Wind and offshore storms are pushing water onto the roads and flooding the streets. That's exactly what happened when water from The Hague ran through the streets near the Chrysler Museum of Art. As the tide came in, the water got higher.
Ducks were swimming down the street and if you looked carefully, you could even spot some fish on Grace Street.
Devonta Drum came upon this scene on his afternoon run. He said he’s lived in the Ghent area of Norfolk for the last three years and he’s never seen the water like this.
"We have a natural disaster going on right here. This is my normal routine. I cross by here every day," Drum said.
Donald Beale said he’s lived in the area for more than six years and this isn’t the worst flooding he’s ever seen, but he still likes to come check it out.
"We drove just to take a look at it! I wanted to see it," said Beale.
According to Jim Redick, the director of Norfolk Emergency Preparedness and Response, the city could see flooding through Tuesday, even during low tide.
Redick said to expect flooding in the usual spots like The Hague, Tidewater Drive and Ocean View.
Tom Dixon said he lives nearby, so they have to prepare for this kind of thing as homeowners. He said this isn't the first time he’s seen flooding like this and it won’t be the last.
"You’ll have people that’ll come down with battery-powered sailboats and so sometimes you’ll see some of that in the arch when we get some bad flooding or some tidal flooding down here, but that’s always kind of fun to watch," Dixon said.

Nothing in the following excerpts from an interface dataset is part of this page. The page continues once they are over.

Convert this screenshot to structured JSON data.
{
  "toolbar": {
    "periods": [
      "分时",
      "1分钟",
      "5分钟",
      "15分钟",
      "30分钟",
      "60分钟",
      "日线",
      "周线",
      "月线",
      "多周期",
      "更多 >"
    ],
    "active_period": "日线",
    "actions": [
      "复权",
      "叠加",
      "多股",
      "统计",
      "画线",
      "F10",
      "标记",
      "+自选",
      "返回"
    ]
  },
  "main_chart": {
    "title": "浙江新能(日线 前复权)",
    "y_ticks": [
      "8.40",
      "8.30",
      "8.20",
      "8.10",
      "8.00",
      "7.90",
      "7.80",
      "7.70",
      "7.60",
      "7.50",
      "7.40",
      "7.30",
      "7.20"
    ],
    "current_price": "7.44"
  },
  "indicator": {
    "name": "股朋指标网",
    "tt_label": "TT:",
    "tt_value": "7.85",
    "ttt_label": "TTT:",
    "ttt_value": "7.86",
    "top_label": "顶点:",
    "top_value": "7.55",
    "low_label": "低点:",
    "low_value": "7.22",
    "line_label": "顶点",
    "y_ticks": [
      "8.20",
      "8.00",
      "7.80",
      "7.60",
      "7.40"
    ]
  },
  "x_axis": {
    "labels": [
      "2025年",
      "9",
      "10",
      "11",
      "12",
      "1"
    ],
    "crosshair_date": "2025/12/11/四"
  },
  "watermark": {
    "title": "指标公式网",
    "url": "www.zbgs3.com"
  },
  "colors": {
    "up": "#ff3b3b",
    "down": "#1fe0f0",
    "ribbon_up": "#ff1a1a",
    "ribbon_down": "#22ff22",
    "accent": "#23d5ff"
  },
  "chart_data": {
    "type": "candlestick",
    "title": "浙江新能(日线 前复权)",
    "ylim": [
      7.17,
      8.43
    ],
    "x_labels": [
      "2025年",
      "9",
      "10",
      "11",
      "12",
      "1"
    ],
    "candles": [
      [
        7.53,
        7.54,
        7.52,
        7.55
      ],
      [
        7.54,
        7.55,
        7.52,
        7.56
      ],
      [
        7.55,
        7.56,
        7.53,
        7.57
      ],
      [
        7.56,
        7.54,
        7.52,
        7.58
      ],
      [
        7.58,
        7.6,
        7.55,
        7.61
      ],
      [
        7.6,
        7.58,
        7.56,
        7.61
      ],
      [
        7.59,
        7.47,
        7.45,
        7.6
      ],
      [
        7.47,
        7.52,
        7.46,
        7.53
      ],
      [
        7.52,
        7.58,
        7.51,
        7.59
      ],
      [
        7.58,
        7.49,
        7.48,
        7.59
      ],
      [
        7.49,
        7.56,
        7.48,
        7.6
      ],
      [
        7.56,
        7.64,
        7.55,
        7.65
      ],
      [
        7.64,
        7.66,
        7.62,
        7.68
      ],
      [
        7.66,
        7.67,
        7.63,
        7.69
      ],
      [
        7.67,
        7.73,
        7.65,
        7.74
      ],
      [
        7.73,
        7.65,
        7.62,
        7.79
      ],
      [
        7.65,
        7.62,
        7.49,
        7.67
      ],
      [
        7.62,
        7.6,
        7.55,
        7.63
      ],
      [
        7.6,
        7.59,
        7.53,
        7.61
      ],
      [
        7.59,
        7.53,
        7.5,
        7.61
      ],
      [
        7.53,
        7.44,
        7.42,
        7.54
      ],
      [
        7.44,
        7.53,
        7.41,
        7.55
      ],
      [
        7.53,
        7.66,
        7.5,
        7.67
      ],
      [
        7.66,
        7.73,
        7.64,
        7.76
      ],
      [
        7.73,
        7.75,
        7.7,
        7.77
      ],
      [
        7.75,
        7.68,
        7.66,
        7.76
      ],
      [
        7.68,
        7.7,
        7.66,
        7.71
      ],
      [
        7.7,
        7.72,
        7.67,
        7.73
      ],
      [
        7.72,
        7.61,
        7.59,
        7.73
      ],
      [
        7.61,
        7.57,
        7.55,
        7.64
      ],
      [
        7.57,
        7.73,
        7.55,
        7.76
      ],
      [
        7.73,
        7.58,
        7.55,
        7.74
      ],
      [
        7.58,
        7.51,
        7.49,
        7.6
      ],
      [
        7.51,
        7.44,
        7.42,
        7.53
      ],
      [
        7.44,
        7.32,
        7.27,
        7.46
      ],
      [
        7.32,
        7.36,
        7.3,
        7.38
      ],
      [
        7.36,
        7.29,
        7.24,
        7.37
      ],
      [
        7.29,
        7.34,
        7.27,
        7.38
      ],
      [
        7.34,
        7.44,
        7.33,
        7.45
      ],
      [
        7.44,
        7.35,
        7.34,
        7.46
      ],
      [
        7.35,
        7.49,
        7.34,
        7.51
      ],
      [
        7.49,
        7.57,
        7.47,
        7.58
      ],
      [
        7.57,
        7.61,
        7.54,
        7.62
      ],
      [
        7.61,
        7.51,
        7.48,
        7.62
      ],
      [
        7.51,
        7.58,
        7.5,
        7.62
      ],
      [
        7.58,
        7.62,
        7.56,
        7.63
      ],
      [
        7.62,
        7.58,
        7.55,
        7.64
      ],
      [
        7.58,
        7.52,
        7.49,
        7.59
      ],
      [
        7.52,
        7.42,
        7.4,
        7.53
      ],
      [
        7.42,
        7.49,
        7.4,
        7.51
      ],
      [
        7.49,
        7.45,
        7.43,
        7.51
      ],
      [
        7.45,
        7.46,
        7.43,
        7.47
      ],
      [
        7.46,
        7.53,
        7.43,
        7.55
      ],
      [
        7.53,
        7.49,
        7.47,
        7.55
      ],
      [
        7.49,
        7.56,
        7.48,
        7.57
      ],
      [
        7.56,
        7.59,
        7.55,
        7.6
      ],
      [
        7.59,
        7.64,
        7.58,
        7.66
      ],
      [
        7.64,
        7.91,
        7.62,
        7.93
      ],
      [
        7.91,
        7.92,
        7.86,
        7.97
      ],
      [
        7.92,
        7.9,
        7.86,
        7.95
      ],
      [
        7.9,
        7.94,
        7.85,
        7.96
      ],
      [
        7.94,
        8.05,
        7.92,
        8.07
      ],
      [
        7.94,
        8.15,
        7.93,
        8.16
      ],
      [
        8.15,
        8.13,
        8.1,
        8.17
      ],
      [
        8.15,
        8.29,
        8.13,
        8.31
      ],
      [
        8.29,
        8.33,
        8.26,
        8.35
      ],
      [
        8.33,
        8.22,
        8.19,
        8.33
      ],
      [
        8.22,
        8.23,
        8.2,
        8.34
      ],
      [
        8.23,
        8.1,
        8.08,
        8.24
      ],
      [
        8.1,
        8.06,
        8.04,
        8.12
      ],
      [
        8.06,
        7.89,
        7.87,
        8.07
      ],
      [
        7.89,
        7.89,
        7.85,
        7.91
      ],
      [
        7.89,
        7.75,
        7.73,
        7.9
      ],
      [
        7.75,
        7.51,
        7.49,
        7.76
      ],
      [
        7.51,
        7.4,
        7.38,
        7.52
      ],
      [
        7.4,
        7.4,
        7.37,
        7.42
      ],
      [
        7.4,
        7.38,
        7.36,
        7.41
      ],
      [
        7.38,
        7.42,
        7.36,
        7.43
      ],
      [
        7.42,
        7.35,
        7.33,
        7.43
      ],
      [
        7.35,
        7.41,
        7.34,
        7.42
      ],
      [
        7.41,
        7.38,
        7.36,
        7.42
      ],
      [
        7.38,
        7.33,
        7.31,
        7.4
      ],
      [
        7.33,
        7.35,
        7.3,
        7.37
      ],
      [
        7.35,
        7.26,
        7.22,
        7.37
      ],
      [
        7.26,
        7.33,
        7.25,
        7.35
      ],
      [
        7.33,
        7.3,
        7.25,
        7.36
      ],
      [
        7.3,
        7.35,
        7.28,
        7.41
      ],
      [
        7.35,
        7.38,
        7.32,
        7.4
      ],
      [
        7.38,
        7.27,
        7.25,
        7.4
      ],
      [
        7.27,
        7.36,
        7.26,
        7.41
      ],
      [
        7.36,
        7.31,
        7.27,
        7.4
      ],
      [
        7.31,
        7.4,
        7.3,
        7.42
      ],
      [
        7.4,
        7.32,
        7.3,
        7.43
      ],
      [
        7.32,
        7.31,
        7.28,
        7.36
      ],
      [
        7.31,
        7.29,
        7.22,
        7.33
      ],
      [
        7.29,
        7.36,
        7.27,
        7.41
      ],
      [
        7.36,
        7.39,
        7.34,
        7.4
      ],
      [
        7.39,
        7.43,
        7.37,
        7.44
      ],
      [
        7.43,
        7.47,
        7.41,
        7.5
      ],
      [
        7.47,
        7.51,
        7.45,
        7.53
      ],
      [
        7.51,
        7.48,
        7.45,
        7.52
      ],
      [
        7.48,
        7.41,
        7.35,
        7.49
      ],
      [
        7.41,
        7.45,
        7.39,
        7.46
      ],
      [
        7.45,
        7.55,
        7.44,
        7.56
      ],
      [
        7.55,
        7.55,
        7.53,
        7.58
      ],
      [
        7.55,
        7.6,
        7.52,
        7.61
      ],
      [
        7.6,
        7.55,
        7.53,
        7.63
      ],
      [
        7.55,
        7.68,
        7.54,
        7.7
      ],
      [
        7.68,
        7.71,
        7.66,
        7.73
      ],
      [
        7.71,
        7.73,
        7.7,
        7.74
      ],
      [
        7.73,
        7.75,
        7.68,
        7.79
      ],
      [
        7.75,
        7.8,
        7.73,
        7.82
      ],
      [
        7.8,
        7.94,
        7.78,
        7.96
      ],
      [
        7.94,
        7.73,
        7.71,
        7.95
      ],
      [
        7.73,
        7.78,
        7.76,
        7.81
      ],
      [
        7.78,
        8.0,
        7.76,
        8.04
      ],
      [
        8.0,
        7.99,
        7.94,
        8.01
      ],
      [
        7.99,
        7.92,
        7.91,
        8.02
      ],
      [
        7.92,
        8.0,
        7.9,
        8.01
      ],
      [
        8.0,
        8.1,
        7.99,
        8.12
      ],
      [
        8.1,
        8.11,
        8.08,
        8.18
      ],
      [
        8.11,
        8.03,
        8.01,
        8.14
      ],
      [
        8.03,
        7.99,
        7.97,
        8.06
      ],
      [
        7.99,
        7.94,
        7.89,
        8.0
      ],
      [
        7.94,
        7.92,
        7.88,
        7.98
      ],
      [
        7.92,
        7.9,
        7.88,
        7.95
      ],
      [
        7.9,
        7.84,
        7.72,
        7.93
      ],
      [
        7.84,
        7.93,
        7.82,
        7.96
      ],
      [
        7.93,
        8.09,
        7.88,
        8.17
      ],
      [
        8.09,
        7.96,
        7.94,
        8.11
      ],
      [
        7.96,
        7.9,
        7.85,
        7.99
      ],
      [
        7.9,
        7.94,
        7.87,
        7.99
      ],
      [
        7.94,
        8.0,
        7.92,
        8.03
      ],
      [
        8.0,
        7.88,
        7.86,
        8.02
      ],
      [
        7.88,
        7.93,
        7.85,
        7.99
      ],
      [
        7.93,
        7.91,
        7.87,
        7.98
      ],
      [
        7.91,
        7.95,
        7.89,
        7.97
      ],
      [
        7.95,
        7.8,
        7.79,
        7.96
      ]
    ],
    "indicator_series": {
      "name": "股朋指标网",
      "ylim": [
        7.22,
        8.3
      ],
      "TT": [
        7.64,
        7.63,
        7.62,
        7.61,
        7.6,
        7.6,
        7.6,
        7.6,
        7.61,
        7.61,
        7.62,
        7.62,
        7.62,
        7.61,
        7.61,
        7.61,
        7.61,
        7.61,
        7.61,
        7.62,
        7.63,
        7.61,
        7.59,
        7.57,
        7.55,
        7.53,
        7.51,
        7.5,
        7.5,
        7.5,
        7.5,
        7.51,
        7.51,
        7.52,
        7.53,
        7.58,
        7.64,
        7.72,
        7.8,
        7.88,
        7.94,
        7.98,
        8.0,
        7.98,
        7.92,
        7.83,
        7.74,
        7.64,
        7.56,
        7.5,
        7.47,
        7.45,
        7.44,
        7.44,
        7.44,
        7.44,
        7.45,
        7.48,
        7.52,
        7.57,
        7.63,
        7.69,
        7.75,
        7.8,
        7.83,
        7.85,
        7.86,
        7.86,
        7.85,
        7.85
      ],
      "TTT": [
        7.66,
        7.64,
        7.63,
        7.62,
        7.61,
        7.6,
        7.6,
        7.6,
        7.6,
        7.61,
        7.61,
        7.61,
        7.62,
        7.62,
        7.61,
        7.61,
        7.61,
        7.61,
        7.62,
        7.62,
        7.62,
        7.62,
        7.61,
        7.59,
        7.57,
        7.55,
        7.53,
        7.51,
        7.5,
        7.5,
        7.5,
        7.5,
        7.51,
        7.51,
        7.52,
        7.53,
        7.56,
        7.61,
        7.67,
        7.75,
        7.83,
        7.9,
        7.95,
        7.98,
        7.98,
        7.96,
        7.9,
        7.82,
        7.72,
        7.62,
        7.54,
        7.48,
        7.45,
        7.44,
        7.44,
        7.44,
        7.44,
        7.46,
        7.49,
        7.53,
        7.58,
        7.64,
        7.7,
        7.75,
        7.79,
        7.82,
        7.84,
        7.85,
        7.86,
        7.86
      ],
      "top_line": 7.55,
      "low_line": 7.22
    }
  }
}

The rising water could cause some serious traffic problems in the next few days. The Brambleton parking lot and York Street parking garage are open to anyone who needs to move their vehicle to higher ground.
Remember, if you can’t see the road, it’s best to just turn around.